We can access the same power that created heaven and earth in and through our relationship with God the Father, Son, and Holy Spirit. We don’t have to face difficult, heart breaking situations on our own strength. The disciples learned this in dramatic fashion in our New Testament reading from Mark. They were facing a life-threatening storm. Their world was about to be literally turned upside down and they reacted much, I think, the way we would. They woke Jesus up and said to him, “Do you not care that we are perishing?” Shouldn’t they have known better? How did Jesus respond? He rebuked the wind and calmed the sea. And the wind died down and it became perfectly calm. That is the power of our almighty God.
The final example of Romans 8:28 comes from my own experience. In fact, it took place when I was early in my faith and looking back I know it has shaped my thinking and confidence in the promises of scripture as I have faced many challenges since then. When I was a high school junior I auditioned for a theatre company at the Kalamazoo Civic. The audition was open to students from 5 surrounding cities. I made the company and was cast in roles in two musicals we would be performing that summer. Two Gentlemen of Verona and Showboat.
I was also given a solo in the pre-season show which would kick off the season. The song was “Bewitched” from the musical Pal Joey.
Here is my world-turned-upside-down part of the story. A few days before the show I began to lose my voice. By the morning of the show I could barely speak above a whisper. Since it was Sunday I went to church and told a few friends and the pastor of my situation. During the joys and concerns part of the service that morning the pastor shared that I needed prayer and so the congregation prayed that my condition would improve and that I would be able to sing that night.

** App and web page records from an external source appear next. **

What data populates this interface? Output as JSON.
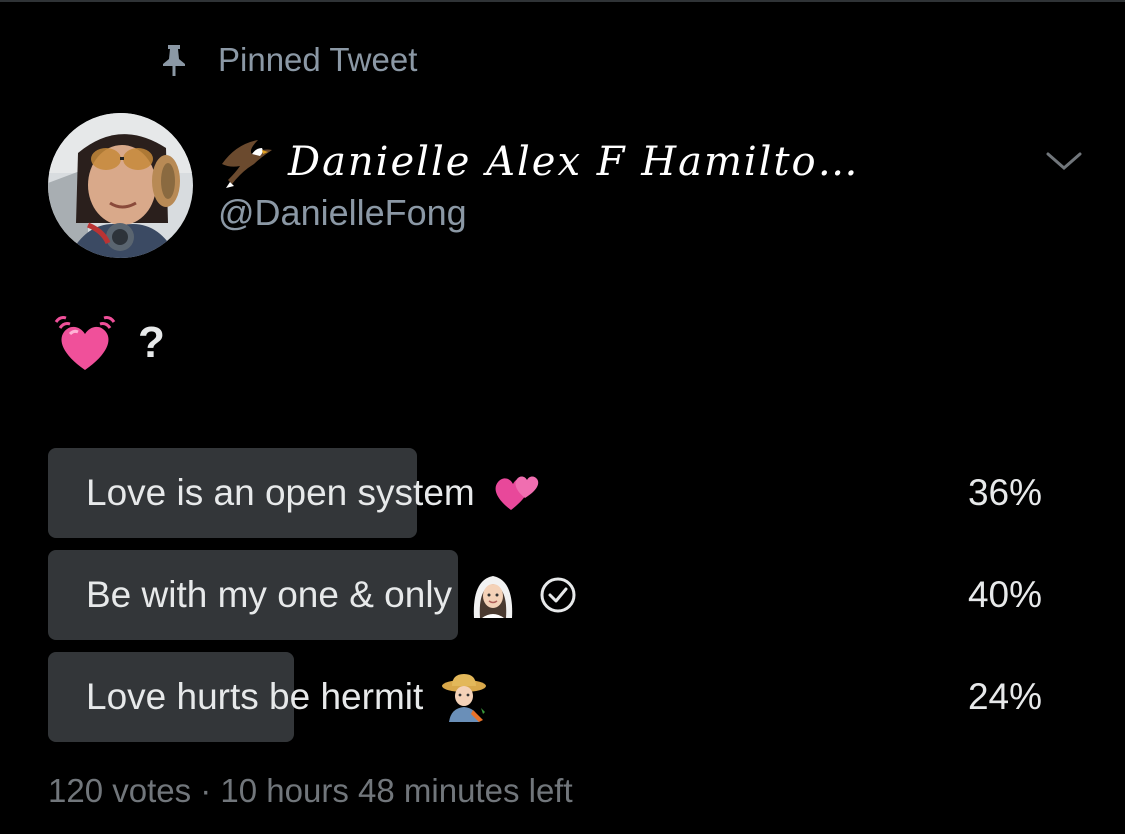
{
  "pinned_label": "Pinned Tweet",
  "author": {
    "display_name": "Danielle Alex F Hamilto…",
    "handle": "@DanielleFong"
  },
  "tweet": {
    "text": "?",
    "emoji": "heart-with-vibration-icon"
  },
  "poll": {
    "options": [
      {
        "label": "Love is an open system",
        "percent": "36%",
        "value": 0.36,
        "emoji": "two-hearts-icon"
      },
      {
        "label": "Be with my one & only",
        "percent": "40%",
        "value": 0.4,
        "emoji": "bride-with-veil-icon",
        "selected": true
      },
      {
        "label": "Love hurts be hermit",
        "percent": "24%",
        "value": 0.24,
        "emoji": "farmer-icon"
      }
    ],
    "meta": "120 votes · 10 hours 48 minutes left"
  },
  "colors": {
    "background": "#000000",
    "bar": "#333639",
    "text": "#e7e9ea",
    "secondary": "#8b98a5"
  }
}
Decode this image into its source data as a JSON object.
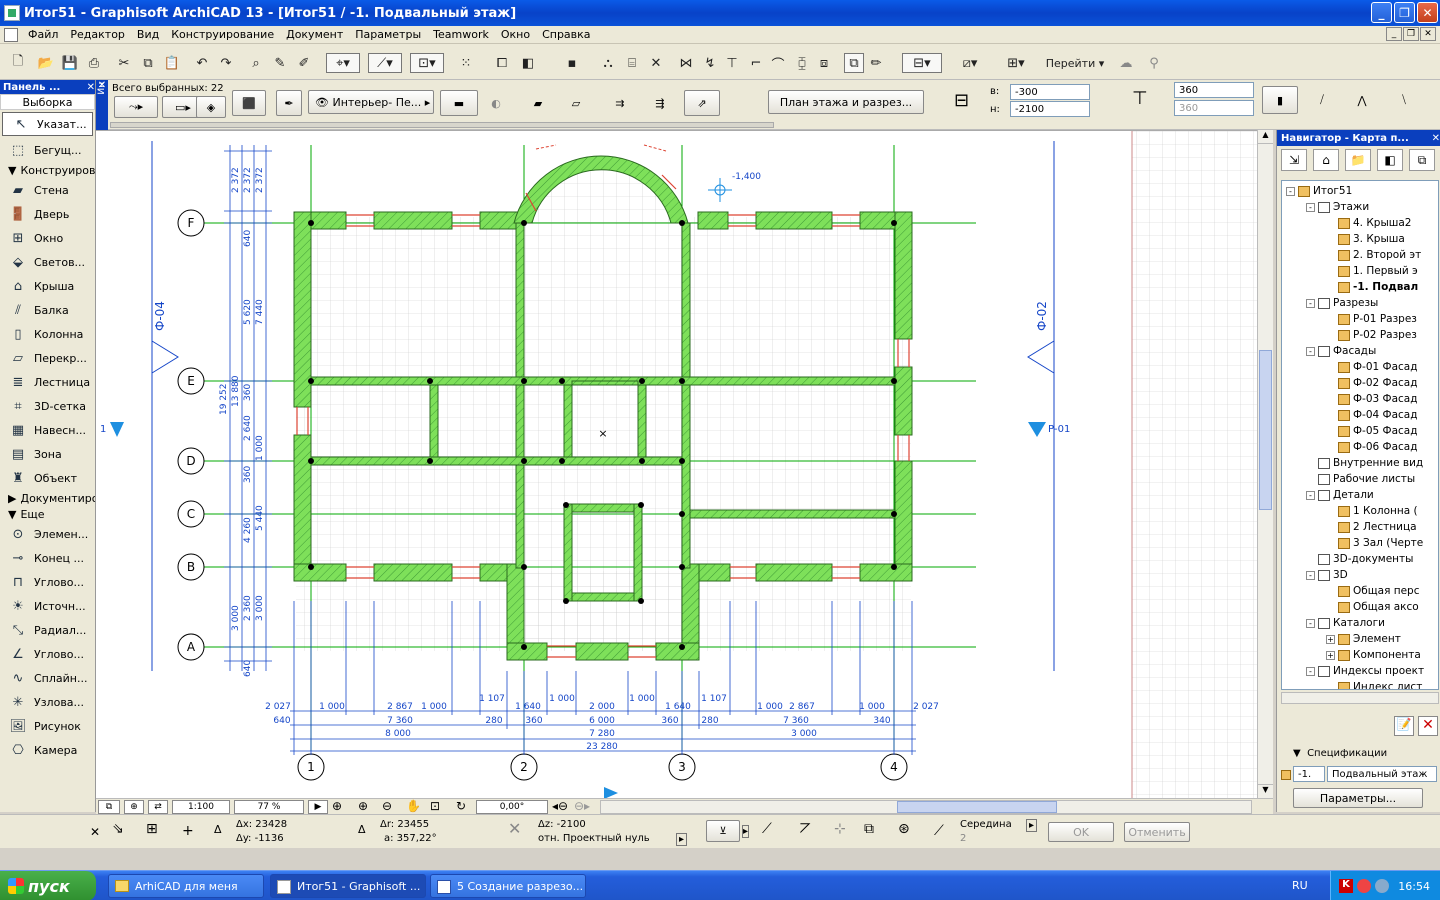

The challenge for me as a 17-year-old kid was to set my mind on the Spirit and not worry about all the possible outcomes as curtain time approached. When I got to the theatre my voice was clear but I had no power, and I really didn’t know how the performance would go. It was warm that night, but the air conditioner in the theatre was not working so there was no extra noise that might have been there if the blower kicked on during my song. To try and cool themselves, many people in the audience had made fans out of their programs, but as I walked out on stage to sing most stopped fanning. This too, cut down on noise. I walked as far downstage as I could to be closer to the audience and as the song began I sang softly at first but clear, hitting all the notes. I gained confidence with each stanza and was able to sing more boldly as the song neared its ending: “I’ll sing to her, bring spring to her and long for the day when I’ll cling to her. Betwitched, bothered and bewildered am I.”
After the show was over several people offered congratulations and told me how well I had done. They had no idea I could hardly talk only hours before. For me it was an early lesson in answered prayer and the promises of God.
We do not have to be bothered and bewitched. Whether we are betrayed and falsely accused like Joseph. Suffer disappointment and setbacks on the job like Alex Smith, or have doubts about a future outcome like I did. God is faithful to his promise that “all things work together for good for those who love Him and are called according to his purpose.” This does not mean we won’t be spared hardship, disease, doubt, and all the other difficulties of life. The take-away I think is in how we face those difficulties. Do we try and do it on our own, or do we set our mind on the Spirit and trust in the powerful promise of Romans 8:28?